The All Blacks won 11-8 and Tuppy swapped jerseys with Lions centre Malcolm Price. He still has the jersey at home. It proved to be the only Test he played.

Frank McMullen replaced Tuppy for the third Test, Caulton scored another two tries and the rest is history.

Though that’s not where the story ends for Tuppy.

He trained hard over summer and was desperately disappointed to miss the All Blacks’ 1960 tour of South Africa.

“I ran 10.1 seconds for the 100 yards at a meeting at Tuatapere on New Year’s Day. I was really disappointed to miss out. I thought I could have made a difference on that tour.”


Strapping Dennis Cameron from Mid-Canterbury was selected on the wing instead. Cameron was not a success on tour. He suffered a broken hand in the second of his two preliminary matches in Australia and did not appear in South Africa until the ninth match and by then he was clearly not in the running for a first team place.

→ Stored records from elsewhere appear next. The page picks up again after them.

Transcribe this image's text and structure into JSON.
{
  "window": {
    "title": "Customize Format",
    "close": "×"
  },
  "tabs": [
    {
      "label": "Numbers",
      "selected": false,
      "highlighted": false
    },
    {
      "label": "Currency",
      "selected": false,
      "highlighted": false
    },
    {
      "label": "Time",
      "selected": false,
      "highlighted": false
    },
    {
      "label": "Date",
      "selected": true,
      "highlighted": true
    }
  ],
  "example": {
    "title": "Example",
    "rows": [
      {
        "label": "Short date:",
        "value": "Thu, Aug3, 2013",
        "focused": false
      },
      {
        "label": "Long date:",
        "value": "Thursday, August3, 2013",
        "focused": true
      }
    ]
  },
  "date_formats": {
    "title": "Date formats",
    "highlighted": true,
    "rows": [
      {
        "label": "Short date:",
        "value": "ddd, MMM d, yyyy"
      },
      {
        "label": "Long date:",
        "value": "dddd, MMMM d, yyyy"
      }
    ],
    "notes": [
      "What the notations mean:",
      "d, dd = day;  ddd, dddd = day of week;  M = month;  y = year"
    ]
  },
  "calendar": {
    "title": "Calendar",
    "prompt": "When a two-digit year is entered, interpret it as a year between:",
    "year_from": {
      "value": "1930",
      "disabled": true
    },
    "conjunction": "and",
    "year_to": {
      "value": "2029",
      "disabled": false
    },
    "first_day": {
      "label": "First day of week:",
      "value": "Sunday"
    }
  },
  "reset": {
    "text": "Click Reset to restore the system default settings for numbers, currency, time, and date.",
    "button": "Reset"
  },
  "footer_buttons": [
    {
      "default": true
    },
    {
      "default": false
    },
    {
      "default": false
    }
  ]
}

In South Africa he played in only six matches and failed to score a try.

In fact, the very first try of the tour was scored by Wallaby Eddie Stapleton playing for the All Blacks against Queensland, such was the All Blacks injury crisis.

In 1963, Otago beat England 14-9 and Tuppy kicked a 50-yard penalty goal.

In 1964, Tuppy played his 100th game for Otago, a 6-3 win over Taranaki in New Plymouth. The Otago Rugby Football Union presented him with a silver tea service as a memento.

He retired later that year as Otago’s leading points scorer (746). He remained the leading points scorer until he was passed by All Blacks Laurie Mains (967) and Greg Cooper (1520).

He regards the 1959 Lions’ Tony O’Reilly and Peter Jackson, and 1956 Springbok Paul Johnstone, as the best international wings he opposed, and Ron Jarden (Wellington), Ray Todd (Southland) and Ross Smith (Canterbury) as the leading wings he played against at provincial level.


For 28 years Tuppy taught at John McGlashan College, including 13 years as the deputy headmaster. Tuppy laughs, “Dealing with the naughty boys was my job.”

Despite four hip replacement operations and two knee replacements, Tuppy was coaching into his eighties at the University club where he is a life member. He has strong views about the modern game.

He says the scrums are a “shambles” and the suggestion of Billy Bush to allow props to put their hand on the ground should be accepted. But Tuppy asks, “How can you get hold of a wetsuit?”

He also laments some modern back play.

“The forwards have developed their handling skills and athletic ability. But the backs are a lot more confrontational now, a lot like league, and a lot can’t kick off either foot. There aren’t the evasive, elusive runners there used to be.”

“There is not so much space for backs these days and there is a lot of aimless kicking. I’m surprised they don’t make more use of the blindside.”

Tuppy and his wife of 62 years, Margaret, have three children. They live quietly in retirement at St. Clair.